Back in March, the NHS Pay Review Body (NHSPRB) published their 30th Report calling for NHS staff to be paid a 1% uplift for 2017/18. The governments in England, Scotland and Wales accepted this recommendation.
The Royal College of Midwives is clear that 1% is not good enough. Midwives, maternity support workers, nurses and other NHS staff have now seen seven years of pay restraint with another three years on the horizon. This is a disastrous, unsustainable decision for the NHS.
Since 2010 the government has been imposing a cap on the recommendation that the public sector pay bodies, including the NHSPRB, can cope with it – first it was a pay freeze for two years, in 2011 and 2012, and since then there has been a 1% pay cap.
Below-inflation increases for the past seven years have caused midwives’ pay to drop in value by over £6,000 since 2010. March saw CPI inflation climb to 2.3% and RPI inflation climb to 3.2% and both are set to rise even further.
This is significantly above the 1% pay award, effectively resulting in a pay cut for midwives and other frontline clinical staff.
The general election on 8th June presents us with an opportunity to influence the government to change it’s policy on pay restraint.
Already, Labour has pledged to lift the policy of pay restraint and return the NHSPRB to making unfettered recommendations on pay.
We want to see all parties make this pledge and we will be working hard at national level to influence this.
We are also calling on midwives and maternity support workers to ask candidates locally about NHS pay restraint – by working together we hope to find a political solution to see the end of pay restraint in the NHS.

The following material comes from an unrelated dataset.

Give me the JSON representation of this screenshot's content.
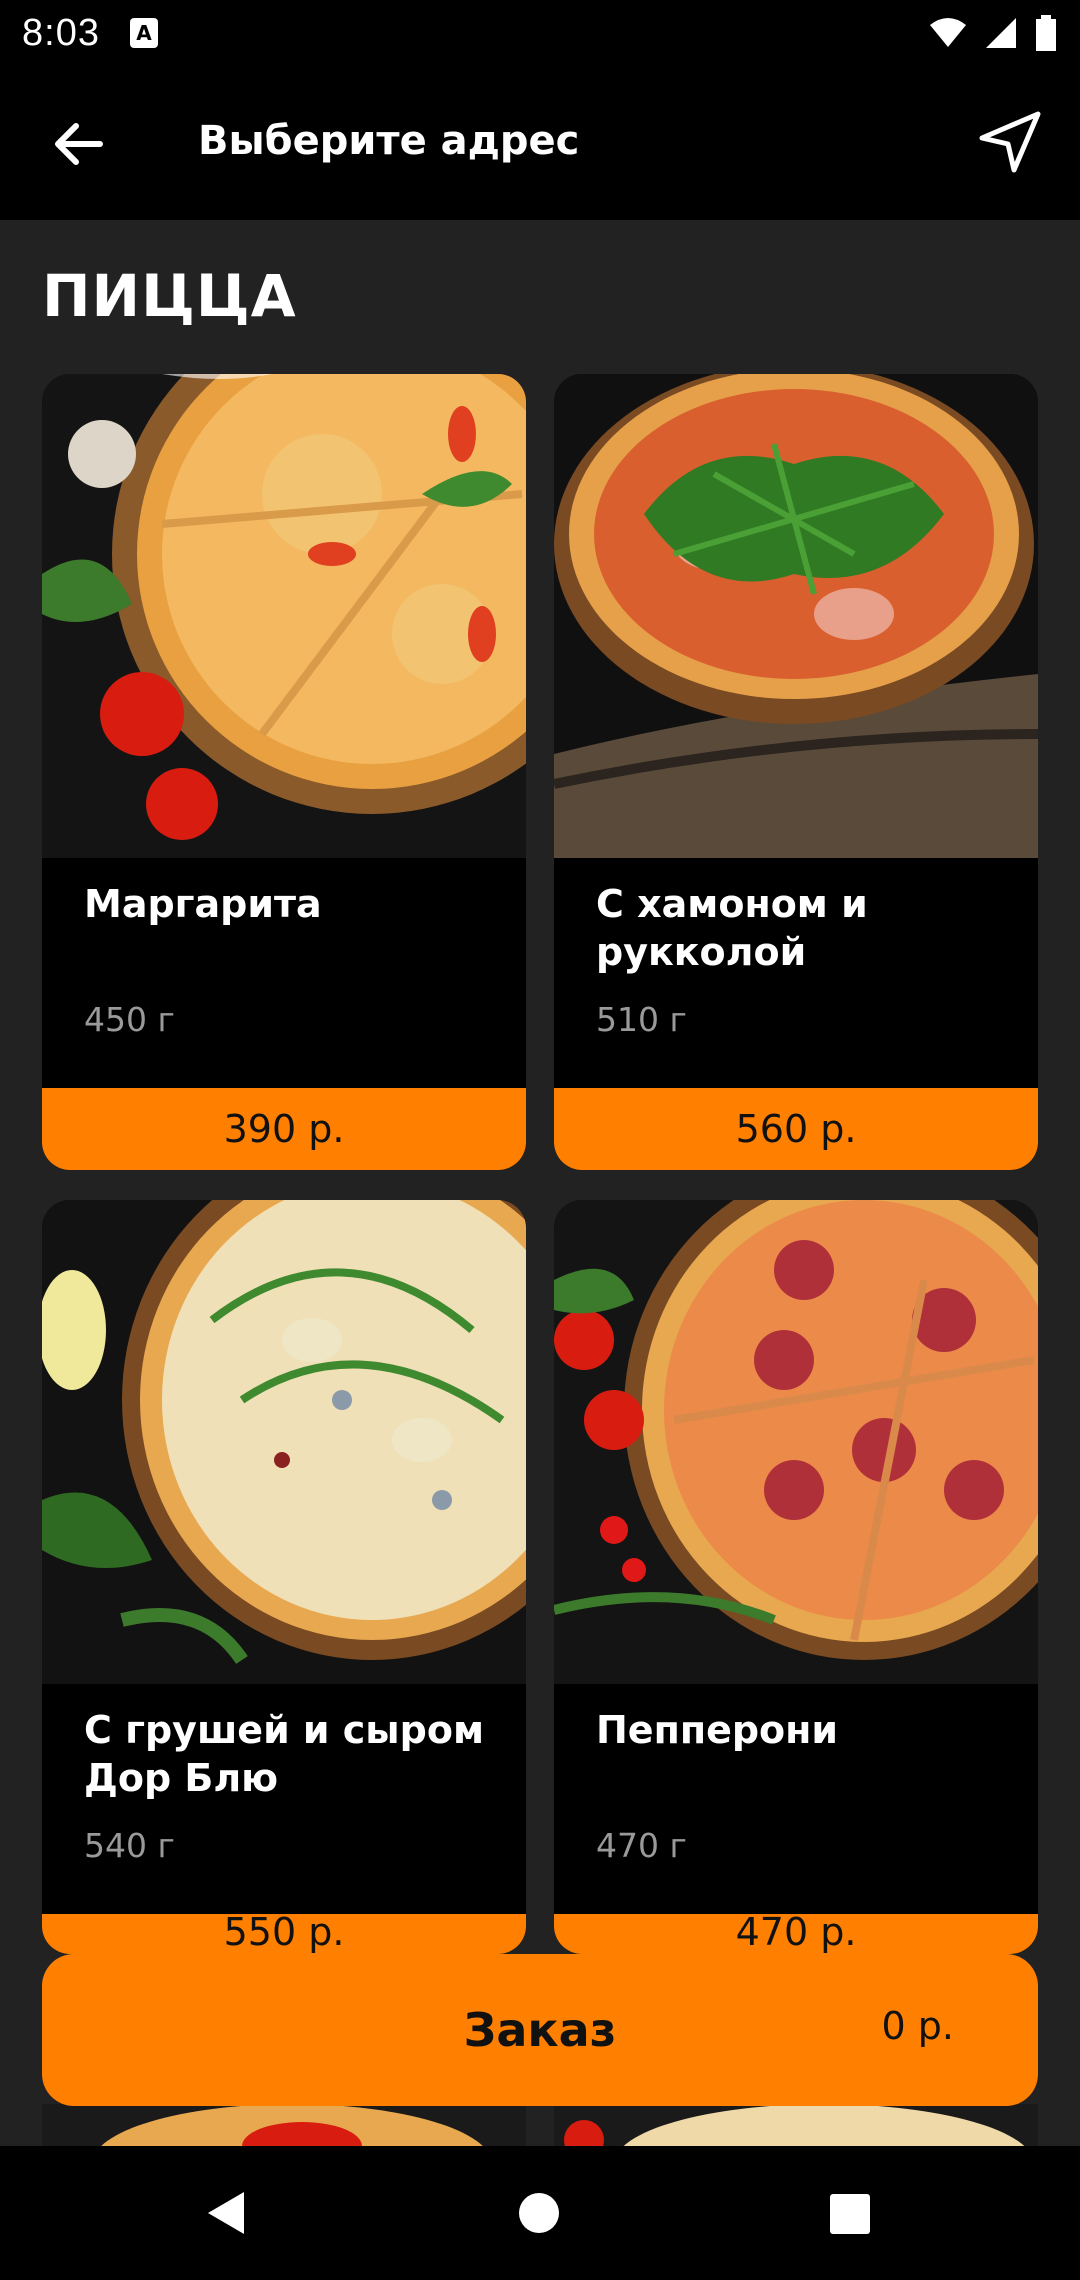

The RCM consistently argues that the NHS is reliant on midwives’, maternity support workers’ and all other NHS staff’s goodwill and we want the government to recognise that.

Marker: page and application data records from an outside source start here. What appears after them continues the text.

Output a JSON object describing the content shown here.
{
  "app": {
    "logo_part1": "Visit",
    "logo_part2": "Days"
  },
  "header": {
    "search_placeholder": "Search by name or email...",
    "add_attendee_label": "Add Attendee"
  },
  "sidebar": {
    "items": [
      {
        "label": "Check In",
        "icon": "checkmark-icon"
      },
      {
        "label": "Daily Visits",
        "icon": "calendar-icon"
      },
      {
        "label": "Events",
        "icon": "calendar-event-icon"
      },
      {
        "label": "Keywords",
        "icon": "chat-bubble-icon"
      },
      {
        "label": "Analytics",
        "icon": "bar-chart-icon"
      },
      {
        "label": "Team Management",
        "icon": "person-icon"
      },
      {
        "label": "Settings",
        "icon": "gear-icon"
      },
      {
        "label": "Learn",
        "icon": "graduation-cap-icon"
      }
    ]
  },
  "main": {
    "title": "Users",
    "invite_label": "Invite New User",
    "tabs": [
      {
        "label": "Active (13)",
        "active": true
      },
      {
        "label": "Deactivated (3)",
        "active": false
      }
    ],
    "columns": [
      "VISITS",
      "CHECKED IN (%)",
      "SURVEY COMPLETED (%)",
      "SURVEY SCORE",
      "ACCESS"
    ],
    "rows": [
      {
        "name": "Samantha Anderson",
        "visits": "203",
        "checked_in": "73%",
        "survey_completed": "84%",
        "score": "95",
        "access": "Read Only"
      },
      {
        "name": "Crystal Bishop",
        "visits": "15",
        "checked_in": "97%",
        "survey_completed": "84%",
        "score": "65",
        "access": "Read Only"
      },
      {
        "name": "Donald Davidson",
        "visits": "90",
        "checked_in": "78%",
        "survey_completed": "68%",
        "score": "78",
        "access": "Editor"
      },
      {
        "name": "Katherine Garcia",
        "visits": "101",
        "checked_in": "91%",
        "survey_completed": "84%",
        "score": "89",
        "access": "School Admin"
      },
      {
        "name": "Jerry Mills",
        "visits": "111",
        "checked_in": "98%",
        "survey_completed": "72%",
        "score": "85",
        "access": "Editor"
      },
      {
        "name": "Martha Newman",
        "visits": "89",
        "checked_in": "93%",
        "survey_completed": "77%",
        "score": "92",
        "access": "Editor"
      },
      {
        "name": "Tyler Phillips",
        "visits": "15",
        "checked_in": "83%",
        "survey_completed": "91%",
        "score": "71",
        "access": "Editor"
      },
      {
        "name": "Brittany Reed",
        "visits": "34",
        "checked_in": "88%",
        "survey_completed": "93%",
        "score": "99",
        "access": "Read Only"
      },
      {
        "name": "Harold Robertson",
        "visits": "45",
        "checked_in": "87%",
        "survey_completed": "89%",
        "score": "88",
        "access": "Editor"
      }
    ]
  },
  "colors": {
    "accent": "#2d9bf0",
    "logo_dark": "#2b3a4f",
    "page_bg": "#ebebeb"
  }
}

We want to use the opportunity of the election to influence the government to address the evidence that the RCM, and other NHS trade unions, put to the NHS Pay Review Body and show it understands the seriousness of the staffing crisis in the NHS and work to retain existing NHS staff in the service.

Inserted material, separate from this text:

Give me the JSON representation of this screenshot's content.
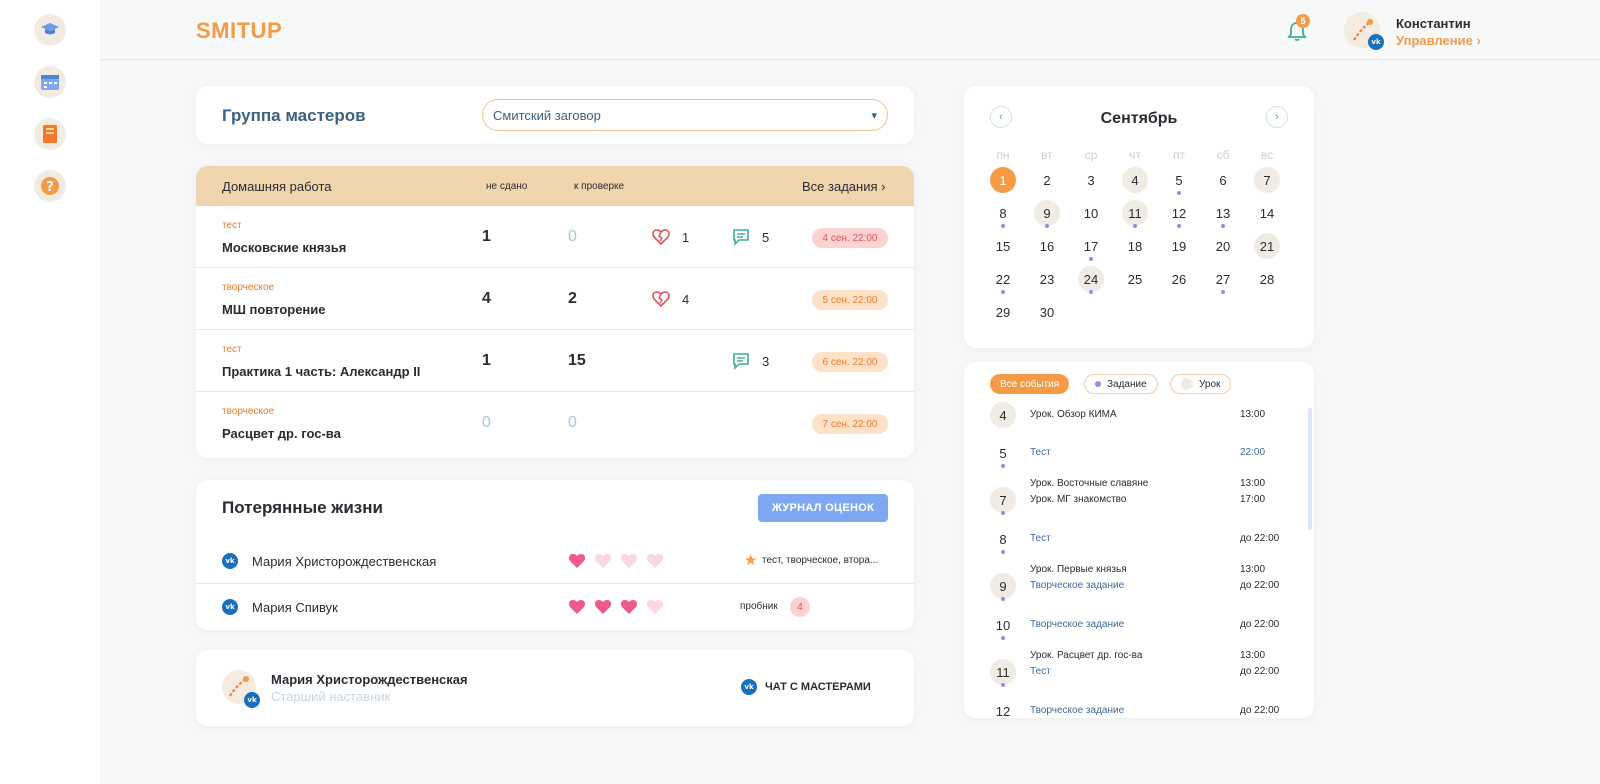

We want the government to show all NHS staff they are valued by giving them a fair pay rise in line with inflation.
We will be working hard at national level to influence the parties to end the policy of pay restraint but we also need the message to be repeated locally.
Please make sure you ask your local candidates about their position on NHS sector pay restraint. Together we can show that investment in NHS staff is an investment in high quality, safe care.
Jon Skewes is director for policy, employment relations and communications at the Royal College of Midwives